  61. 61. Empirical Method 61  Mainly estimated from  Growth curve parameter,  Water Temperature,  Life history Parameter  Longevity,  age at Mature  etc  Results may have large variety.  Use  Common methods in consensus  Compare the results. Parameters used in Hewitt et al. (2007)  tm = age at maturity (years)  X = a constant taken from the given sources  K = von Bertalanffy growth coefficient (per year)  tmax = longevity(years)  CW∞ = asymptotic maximum carapace width (cm) from VBGC  T = grand annual mean of water temperature (degree Celcius)  W ∞ = asymptotic maximum weight (g) from VBGCw  W = wet weight (g)
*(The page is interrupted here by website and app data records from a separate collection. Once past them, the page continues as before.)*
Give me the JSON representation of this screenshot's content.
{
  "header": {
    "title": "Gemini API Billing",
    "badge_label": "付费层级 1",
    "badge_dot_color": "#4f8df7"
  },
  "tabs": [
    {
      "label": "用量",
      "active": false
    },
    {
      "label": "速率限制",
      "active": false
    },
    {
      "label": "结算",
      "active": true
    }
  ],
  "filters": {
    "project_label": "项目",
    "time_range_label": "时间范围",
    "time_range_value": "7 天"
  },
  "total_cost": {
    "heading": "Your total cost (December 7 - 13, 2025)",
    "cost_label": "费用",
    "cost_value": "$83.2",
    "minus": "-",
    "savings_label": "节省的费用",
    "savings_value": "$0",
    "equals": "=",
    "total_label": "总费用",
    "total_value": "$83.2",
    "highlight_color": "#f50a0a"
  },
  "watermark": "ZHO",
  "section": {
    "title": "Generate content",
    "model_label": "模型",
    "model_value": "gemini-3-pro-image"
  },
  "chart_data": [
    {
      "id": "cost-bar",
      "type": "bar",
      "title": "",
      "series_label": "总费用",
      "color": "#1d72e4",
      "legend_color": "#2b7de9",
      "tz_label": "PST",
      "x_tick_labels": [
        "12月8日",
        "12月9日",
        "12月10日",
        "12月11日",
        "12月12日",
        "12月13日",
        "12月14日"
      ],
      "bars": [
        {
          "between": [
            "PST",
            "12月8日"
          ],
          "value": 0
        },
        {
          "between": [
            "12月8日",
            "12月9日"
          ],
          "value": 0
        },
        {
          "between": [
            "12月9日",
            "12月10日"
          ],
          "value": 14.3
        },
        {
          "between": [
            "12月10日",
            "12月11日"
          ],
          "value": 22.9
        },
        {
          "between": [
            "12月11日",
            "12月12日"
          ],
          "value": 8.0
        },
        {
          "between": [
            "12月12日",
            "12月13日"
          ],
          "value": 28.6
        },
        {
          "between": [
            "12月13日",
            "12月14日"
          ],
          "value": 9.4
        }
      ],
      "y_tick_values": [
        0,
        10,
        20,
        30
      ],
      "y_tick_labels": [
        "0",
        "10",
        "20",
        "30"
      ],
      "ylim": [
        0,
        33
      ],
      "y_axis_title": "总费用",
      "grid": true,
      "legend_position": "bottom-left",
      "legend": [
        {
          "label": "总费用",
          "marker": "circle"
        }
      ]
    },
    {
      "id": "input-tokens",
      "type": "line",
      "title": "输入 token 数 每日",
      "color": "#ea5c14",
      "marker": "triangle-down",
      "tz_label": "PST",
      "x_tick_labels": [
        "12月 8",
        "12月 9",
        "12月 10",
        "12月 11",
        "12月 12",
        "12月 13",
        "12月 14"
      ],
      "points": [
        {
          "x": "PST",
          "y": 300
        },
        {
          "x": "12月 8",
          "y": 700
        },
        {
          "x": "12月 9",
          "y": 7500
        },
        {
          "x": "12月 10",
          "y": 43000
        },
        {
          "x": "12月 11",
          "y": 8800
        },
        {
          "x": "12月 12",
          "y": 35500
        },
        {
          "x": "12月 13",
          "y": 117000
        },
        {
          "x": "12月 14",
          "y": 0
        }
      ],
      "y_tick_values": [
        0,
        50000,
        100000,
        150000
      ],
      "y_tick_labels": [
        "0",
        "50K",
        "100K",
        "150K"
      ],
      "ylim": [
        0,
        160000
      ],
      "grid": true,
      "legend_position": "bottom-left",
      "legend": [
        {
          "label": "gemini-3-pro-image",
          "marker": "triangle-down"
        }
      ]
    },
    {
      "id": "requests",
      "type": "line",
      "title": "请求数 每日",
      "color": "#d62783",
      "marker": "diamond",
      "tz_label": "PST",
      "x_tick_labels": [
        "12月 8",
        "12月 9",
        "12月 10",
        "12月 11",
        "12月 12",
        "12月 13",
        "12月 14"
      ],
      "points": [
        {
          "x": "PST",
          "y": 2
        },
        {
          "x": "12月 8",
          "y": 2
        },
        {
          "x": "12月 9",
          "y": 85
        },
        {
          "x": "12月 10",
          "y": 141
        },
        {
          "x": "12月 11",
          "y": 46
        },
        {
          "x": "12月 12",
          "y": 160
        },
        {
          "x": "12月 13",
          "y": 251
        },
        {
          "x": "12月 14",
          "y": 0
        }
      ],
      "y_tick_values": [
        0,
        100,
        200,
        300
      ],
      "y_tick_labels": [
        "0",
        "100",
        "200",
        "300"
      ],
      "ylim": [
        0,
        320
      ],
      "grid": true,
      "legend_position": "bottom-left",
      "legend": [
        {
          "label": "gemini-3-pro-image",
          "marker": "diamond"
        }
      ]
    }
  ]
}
  62. 62. 62
  63. 63. Methods and Results of Hewitt et al. (2007) 63
  64. 64. Frequency distribution of the range of the results 64 Value currently used for stock assessment (Hewitt et al. 2007)
  65. 65. Yield / Fishing Mortality 65
  66. 66. Russell's Equation    YDGRBB tt 1 Biomassatt+1 Recruitment Growth NaturalMortality Yield Biomassatt
  67. 67. Fishing Mortality 67  Fishing mortality is estimated from Z and M MFZ Total Mortality Fishing Mortality Natural Mortality MZF 
  68. 68. Related Equations 68  Total Mortality  Survival Rate  Mortality Rate  Catch Equation MFZ  Z eS   SD 1 tt DN Z F C 
  69. 69. Catch Equation 69  The relationship between Population, Mortality, and Catch tt DN Z F C CatchinNumber PopulationinNumber MortalityRate Portionofdiedfishbyfishery
  70. 70. Catch Equation 70  The relationship between Population, Mortality, and Catch     t MF tt Ne MF F DN Z F C      1 C is a function of F, M, and N
  71. 71. Feature of Fishing Mortality 71  Fishing Mortality will be calculated from Z and M  Fishing Mortality will be proportional to the fishing effort.  Fishing Mortality is not proportional to Catch. M N N MZF t t        1 ln qfF 
  72. 72. Yield 72  Yield / Fishing Mortality is the only controllable component in the Russell's Equation  Given recruit, growth and natural mortality, if you would like to increase the stock more, the only way is to reduce yield.  To optimize the sustainable yield,  Monitor the stock biomass  Stock assessment  Optimize the fishing effort  MSY and other fishery models
  73. 73. Key Points of This Section 73
  74. 74. Key Points 1: Russell’s Equation    YDGRBB tt 1 Biomassatt+1 Recruitment Growth NaturalMortality Yield Biomassatt
  75. 75. Key Points 2 : Recruitment 75  Recruitment : increase of the fish in to the stock at the age a fish can be caught  Fish experience Mass Mortality at the early life stage. The magnitude will be less than 1/1000.  The S-R relationship is not clear and sometimes looks like no relationship between them.  S-R models are used for describing ideal relationship  Beverton and Holt Model  Ricker Model  MSY will be calculated from S-R curve.
  76. 76. Key Points 3 : Growth Mortality 76  VBGC is often used for describing the fish growth  Weight is converted by the allometric equation.  Instantaneous rate of mortality is used  Total mortality Z is observed from age composition.  Usually Natural Mortality Mis estimated from Empirical Equations  Fishing mortality F is estimated as Z minus M    0 1 ttK t eLL   

×